Dedicated gaming monitors are about demanding performance above everything else, this also means coughing up a lot of dough for the privilege of gaining that edge; in that respect the advantages seldom seem justifiable to most, let alone attainable if you’ve been dreaming of pulling the trigger. Fortunately, the idea of affordable benchmark displays have not gone unheard and the BenQ RL2460HT 24″ Gaming Monitor easily fits in any mainstream rig at a comparative bargain.
If beauty is in the eye of the beholder then the styling could be considered gorgeous in terms of function. With a thick bezel done all in black matte the only thing that stands out is a red accent on the round base, which also happens to employ a Lazy Susan swivel design. The stand provides up to 4.4 inches of height adjustment with a visible scale for reference, while the mounting arm itself can be used to tilt the monitor 20° and pivot 90° for both horizontal (landscape) or vertical (portrait) orientation. Finally, the RL2460HT is VESA-compliant and wall mountable for clean installs, if you prefer a more permanent look.
On the right side are the expected function and power buttons for changing settings with on-screen display (OSD) labeling, there isn’t much to say other than it’s logical and helps when navigating through menus – another trait typically reserved for business monitors. Connectivity in the rear is also accounted for with two HDMI inputs, one HDMI output, DVI-DL, and VGA inputs, and you also wouldn’t realize it but there are embedded speakers with line-in and headphone jacks that’s delivered in a flat, and otherwise forgettable manner.
The RL2460HT looks solid out of the box, even before touching the various settings that include an Instant Mode for input lag correction, AMA for gray level response enhancement, and a Low Blue Light option that reduces exposure and eases potential eye fatigue.
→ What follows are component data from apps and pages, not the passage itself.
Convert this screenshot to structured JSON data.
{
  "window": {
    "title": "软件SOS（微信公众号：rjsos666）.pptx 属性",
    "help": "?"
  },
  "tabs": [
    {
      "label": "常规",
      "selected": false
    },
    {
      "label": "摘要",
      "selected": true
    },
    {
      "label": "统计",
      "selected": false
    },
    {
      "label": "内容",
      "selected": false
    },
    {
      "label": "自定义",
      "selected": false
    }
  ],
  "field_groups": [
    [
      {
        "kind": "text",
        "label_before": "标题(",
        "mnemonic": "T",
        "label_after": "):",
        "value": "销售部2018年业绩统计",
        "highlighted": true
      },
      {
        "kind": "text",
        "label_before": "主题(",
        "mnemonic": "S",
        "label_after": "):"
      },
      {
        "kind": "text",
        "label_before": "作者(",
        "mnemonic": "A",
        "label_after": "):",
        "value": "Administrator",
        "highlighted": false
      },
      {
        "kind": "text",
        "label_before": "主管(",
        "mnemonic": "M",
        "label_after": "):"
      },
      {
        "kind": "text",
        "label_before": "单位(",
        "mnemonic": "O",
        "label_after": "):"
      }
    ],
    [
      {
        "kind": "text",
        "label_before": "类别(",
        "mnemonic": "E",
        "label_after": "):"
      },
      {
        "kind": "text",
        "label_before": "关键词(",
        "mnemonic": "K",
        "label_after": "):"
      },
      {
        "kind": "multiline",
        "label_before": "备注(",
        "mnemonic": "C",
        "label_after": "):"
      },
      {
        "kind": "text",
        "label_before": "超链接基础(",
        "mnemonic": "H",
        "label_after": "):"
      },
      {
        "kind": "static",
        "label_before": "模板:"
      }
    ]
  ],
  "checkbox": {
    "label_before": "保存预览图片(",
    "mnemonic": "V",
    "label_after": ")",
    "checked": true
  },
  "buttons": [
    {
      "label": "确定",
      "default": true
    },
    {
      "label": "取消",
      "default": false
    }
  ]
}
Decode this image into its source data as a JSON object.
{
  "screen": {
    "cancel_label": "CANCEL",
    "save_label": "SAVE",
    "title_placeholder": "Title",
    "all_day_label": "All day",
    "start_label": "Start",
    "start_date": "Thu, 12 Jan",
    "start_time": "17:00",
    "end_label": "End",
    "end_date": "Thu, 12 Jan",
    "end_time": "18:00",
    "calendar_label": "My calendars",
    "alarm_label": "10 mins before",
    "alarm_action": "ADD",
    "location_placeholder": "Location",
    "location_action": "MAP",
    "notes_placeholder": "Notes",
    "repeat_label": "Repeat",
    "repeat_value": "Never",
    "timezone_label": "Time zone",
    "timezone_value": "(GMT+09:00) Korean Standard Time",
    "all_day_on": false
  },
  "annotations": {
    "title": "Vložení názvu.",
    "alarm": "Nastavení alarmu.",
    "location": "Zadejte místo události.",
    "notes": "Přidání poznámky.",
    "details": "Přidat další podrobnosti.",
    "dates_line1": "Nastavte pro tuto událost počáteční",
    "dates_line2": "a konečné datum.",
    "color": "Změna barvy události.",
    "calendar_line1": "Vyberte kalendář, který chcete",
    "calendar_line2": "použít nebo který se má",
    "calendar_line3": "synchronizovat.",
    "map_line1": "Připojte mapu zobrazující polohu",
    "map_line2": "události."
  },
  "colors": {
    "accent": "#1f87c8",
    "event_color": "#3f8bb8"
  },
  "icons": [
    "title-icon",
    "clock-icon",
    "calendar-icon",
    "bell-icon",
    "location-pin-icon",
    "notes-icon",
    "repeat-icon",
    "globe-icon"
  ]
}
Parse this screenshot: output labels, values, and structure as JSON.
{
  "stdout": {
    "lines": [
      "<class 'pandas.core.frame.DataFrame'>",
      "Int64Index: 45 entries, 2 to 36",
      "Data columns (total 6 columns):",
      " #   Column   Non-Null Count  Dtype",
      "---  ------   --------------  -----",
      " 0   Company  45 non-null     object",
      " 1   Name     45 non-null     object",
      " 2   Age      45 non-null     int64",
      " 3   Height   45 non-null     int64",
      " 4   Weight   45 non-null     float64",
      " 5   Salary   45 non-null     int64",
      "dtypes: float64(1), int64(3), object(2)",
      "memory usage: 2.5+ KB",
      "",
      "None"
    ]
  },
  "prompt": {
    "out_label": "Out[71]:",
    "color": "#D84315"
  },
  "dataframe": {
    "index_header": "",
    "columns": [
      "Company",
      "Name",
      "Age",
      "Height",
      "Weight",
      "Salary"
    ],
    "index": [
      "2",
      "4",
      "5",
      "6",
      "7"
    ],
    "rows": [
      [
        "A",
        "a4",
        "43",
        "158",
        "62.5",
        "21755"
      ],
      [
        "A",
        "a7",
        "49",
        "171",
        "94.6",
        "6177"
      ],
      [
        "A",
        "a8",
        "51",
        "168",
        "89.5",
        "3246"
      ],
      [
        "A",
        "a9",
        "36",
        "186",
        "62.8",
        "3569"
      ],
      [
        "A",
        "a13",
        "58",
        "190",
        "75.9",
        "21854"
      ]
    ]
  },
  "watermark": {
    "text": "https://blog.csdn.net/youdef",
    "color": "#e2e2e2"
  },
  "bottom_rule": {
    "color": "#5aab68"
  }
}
With initial impressions there was little to complain about with luscious and saturated hues seen throughout The Lego Movie, contrasted by the heavy darks and grays seen in Godzilla (2014).
Essentially, many will want that ideal image and a fair number of picture presets help somewhat. With nine choices (standard/movie/photo/sRGB/Eco (energy saving)/RTS1/RTS2/Fighting/FPS) that are supposed to replicate the real-world game environments, but is hit-or-miss depending on what your eyes are already accustomed to. Aside from the option of making up to three personal user presets, we largely stuck with sRGB while RTS1 and Standard modes were the next best fallbacks that were accurate enough without a dim or overly contrasted image.
Despite the RL2460HT only having a 1920×1080 60 Hz Twisted Nematic (TN) panel, games such as Wolfenstein: The New Order, Call of Duty: Black Ops II, and the Type-X² coin-op of Super Street Fighter IV: Arcade Edition all benefited from minimal motion blur and 1-millisecond pixel response. The action is smooth and negligibly lag-free but mediocre off-center viewing angles, occasional grayscale clipping, and a tendency to produce slightly misaligned red and cyan tints (a trait which is also common for many TN displays) are the trade-offs here. Admittedly, some of these issues are actually so minor that they don’t affect image and color detail in the long run – even a quick CalMAN rundown shown almost spot-on color chart results to help back up those claims.
Also unique is the single HDMI output that allows uninterrupted gameplay streams after the feed goes through the monitor itself, eliminating the delay associated with video recorders or linked monitors; this is something of a godsend if you’re into making YouTube videos or impromptu game nights of DotA. It’s a nice rarity that usually comes at a premium and even then is reserved for only a few specialty displays that cost hundreds more.
Truth be told, the BenQ RL2460HT isn’t the sleekest display around but it is a great option aimed for those with budgeted aspirations. The entire package provides respectable picture quality, rich colors, and continues to deliver with fast pixel response for almost anything you throw at it. Of course, the viewing angles could be improved and some of the built-in advanced picture presets aren’t as remarkable as I would have liked, but there’s plenty to work with if you decide to tweak things to your liking. Overall, it’s definitely an Editors’ Choice pick if you need mid-size performance without totally breaking the bank.